The agreement did not bind individual members from opposing the rail project.

The fundraiser, Ross said, “shows that the opposition to the Purple Line is not about saving money. It’s about keeping transit out of Chevy Chase.”

To get more details about the fundraiser, The Washington Post contacted nine people on Ross’s contribution list, whom The Post also found in Board of Elections records and whose unusual names made them easy to track down quickly. All but one didn’t return a phone message or e-mail. One said “I have no comment.”

One attendee, who spoke on condition that he not be named, said there were 80 to 90 people at what he called a “reception” for Hogan in Bethesda. Not all of the attendees were Columbia Country Club members, he said, but “most people” there were opposed to a Purple Line.
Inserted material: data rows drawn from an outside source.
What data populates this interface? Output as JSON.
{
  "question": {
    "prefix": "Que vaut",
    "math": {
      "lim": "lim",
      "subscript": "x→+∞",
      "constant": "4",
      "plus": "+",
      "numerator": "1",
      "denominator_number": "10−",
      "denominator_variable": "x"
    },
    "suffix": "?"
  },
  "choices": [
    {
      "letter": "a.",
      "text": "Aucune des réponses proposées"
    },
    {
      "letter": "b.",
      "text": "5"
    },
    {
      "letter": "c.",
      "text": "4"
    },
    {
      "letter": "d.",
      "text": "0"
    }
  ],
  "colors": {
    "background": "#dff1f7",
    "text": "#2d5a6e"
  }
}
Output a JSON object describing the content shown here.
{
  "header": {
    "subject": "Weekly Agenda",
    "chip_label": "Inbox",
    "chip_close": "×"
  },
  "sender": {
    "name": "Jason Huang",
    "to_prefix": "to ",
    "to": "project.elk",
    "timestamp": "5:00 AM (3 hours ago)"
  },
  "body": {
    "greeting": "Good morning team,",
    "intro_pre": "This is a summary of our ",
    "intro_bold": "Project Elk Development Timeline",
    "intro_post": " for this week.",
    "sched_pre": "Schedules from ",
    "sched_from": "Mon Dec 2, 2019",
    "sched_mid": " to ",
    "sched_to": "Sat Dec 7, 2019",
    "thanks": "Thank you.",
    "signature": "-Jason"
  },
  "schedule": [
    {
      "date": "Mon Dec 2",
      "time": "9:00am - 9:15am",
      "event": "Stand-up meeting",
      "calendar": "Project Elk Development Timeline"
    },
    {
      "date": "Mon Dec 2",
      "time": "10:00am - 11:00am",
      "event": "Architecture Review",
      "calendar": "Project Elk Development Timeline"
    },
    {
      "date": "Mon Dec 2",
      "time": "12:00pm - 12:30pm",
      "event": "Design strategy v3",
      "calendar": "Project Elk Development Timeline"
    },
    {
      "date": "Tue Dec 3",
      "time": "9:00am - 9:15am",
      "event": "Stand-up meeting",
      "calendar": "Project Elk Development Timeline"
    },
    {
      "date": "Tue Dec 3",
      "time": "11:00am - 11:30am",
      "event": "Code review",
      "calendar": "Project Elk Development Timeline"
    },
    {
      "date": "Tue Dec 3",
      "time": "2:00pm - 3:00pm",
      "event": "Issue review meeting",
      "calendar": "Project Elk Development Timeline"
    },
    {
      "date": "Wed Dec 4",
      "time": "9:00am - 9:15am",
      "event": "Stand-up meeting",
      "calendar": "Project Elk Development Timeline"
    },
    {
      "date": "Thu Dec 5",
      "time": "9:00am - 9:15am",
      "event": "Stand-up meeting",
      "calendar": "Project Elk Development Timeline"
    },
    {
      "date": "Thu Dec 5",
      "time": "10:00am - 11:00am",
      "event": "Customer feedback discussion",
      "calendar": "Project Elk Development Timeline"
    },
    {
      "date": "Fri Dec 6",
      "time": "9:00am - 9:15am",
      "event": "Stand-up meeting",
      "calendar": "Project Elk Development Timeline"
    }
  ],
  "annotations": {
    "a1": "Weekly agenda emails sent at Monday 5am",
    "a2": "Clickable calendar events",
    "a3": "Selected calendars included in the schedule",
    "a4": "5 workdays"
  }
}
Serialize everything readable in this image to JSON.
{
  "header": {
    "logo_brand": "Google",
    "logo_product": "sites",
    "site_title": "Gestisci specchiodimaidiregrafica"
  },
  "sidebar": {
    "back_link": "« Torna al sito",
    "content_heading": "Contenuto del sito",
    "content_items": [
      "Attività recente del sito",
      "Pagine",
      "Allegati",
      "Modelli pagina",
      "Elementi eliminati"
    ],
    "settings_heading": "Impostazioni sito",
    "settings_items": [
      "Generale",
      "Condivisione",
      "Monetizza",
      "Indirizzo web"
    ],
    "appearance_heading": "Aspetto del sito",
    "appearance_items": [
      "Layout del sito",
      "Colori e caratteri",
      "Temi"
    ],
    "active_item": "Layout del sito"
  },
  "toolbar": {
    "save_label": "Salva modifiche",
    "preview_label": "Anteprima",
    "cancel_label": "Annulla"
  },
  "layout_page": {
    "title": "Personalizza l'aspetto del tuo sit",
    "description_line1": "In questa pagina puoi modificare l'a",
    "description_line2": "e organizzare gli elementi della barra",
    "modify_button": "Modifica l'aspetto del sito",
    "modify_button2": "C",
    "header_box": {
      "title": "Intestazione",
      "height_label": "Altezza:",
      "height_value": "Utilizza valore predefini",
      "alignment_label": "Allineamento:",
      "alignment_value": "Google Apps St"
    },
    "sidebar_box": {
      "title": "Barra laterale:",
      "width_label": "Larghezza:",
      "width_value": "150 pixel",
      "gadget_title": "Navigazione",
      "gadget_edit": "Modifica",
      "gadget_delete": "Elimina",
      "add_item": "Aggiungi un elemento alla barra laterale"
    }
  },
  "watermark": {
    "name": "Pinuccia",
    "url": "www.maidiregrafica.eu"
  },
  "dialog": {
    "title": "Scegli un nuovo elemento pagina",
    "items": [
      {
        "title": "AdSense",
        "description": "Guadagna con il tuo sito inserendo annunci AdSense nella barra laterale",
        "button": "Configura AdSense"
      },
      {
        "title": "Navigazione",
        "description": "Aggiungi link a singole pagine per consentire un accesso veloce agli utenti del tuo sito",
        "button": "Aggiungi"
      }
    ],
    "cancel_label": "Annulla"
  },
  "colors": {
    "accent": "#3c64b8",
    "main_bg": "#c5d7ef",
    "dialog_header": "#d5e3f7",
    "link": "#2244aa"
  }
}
He said Hogan gave some “informal” remarks,  but he would not say what the then-governor-elect said.

Hogan has not announced whether he will continue the $2.45 billion project – construction is scheduled to begin later this year – or delay it or cancel it. Opponents and supporters are lobbying Hogan, with both sides trying to read any signals from the new governor.

Opponents have been bolstered by Hogan’s comments during the gubernatorial campaign that a Purple Line and another light-rail project planned for Baltimore would be too expensive and that state money would be better spent on roads. Supporters recently took some solace in Hogan keeping funding for a Purple Line in his proposed budget, even though Hogan said he had not yet decided whether to proceed with it.

Hogan’s acting transportation chief, Pete Rahn, told a Senate committee Wednesday that Hogan has asked him to keep an “open mind” about both a Purple Line and a Red Line in Baltimore. Rahn said he hoped to make a recommendation to the governor before the General Assembly’s 90-day session ends in April.

Hogan’s spokesmen said they couldn’t address the fundraiser because they are state employees. We’re still waiting to hear back from the Hogan campaign folks.